● **WORK INSTRUCTION**: Copy each line that contains the string "children", taking them from the material.

● **MATERIAL PROVIDED**:
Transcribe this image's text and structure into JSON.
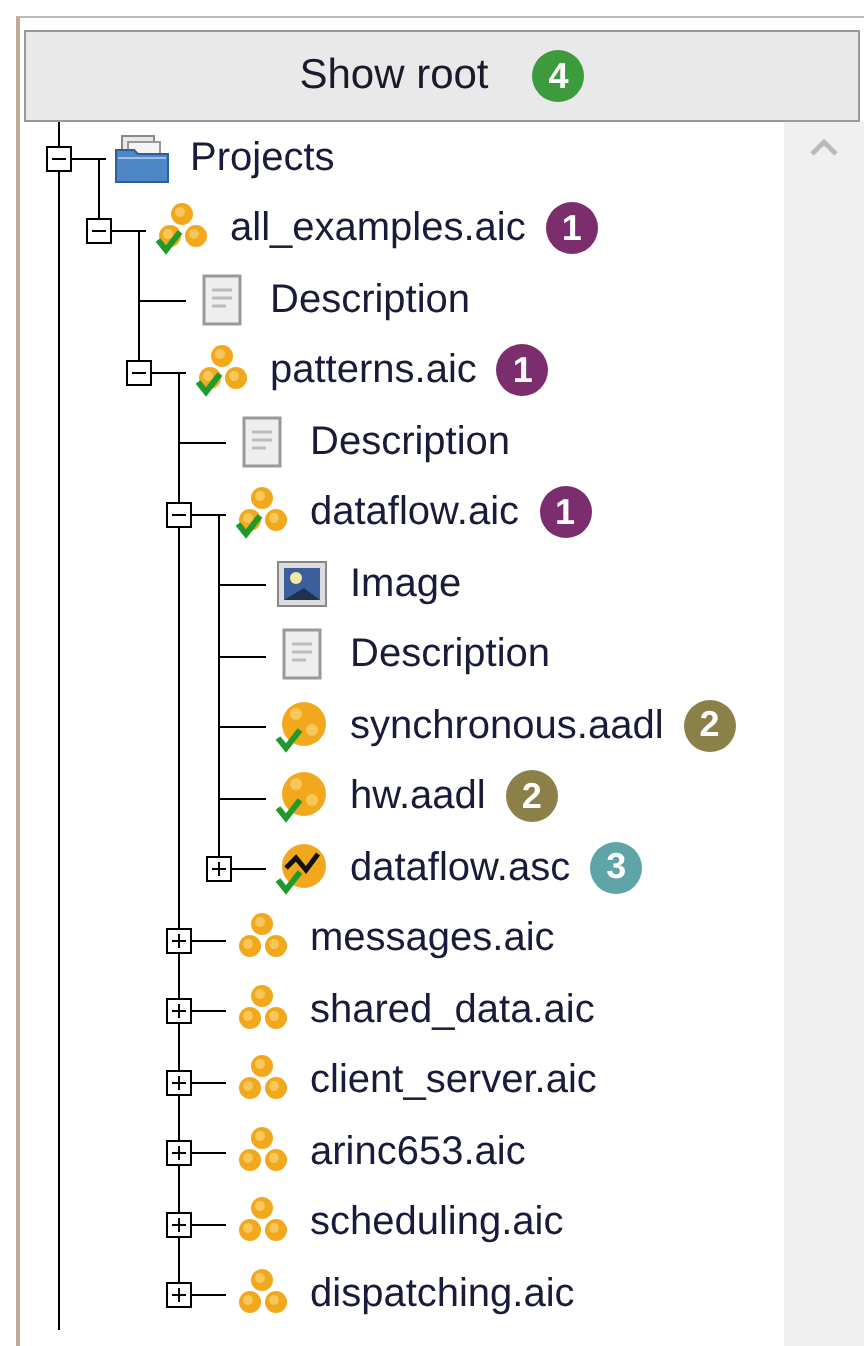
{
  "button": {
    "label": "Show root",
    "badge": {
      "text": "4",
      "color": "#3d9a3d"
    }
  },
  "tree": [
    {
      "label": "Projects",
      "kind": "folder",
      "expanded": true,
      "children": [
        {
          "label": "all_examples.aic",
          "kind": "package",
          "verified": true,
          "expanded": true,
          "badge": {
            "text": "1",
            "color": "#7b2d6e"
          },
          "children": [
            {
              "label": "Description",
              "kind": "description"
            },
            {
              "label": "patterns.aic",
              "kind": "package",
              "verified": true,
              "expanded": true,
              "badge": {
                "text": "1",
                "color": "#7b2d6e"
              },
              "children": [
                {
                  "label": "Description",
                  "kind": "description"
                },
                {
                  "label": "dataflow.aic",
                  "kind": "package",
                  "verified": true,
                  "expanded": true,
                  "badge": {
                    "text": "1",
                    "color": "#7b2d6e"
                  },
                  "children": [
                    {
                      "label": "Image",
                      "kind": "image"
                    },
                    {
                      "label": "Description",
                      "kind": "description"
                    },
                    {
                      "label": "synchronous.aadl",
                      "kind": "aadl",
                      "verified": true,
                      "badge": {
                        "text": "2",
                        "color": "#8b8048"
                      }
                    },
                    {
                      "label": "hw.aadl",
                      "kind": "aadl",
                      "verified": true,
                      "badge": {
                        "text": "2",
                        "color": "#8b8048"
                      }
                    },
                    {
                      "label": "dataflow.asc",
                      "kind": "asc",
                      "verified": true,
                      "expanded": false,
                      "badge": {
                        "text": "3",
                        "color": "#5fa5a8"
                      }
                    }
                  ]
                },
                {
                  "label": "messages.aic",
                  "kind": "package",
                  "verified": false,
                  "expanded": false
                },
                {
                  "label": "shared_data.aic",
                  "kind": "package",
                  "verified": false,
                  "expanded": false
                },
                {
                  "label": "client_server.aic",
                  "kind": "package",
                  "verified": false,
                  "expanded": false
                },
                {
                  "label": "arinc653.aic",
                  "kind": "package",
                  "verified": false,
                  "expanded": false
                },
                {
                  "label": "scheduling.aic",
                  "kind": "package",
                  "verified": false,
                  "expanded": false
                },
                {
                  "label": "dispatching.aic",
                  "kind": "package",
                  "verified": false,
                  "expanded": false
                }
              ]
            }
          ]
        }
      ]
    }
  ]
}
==
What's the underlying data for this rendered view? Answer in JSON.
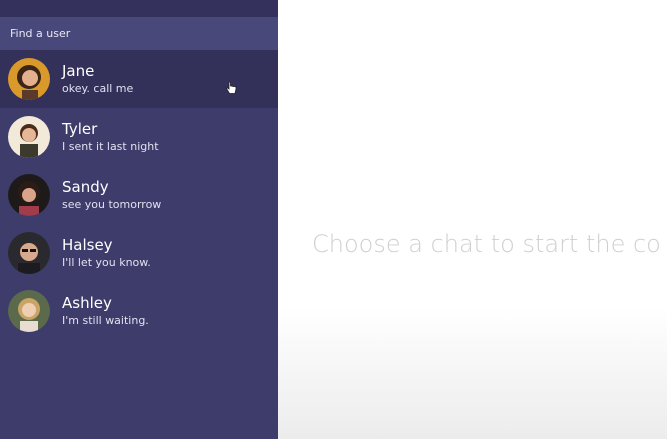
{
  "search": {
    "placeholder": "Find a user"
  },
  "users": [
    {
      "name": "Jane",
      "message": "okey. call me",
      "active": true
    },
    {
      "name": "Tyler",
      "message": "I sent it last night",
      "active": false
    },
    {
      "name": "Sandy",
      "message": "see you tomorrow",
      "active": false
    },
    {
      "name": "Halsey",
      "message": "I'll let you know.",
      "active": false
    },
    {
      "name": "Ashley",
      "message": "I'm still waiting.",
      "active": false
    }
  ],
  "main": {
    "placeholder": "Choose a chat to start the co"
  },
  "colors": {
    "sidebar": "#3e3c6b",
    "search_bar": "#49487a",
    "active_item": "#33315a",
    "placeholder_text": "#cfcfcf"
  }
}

● **RESULT OF THIS EXERCISE**:
      "children": [
          "children": [
              "children": [
                  "children": [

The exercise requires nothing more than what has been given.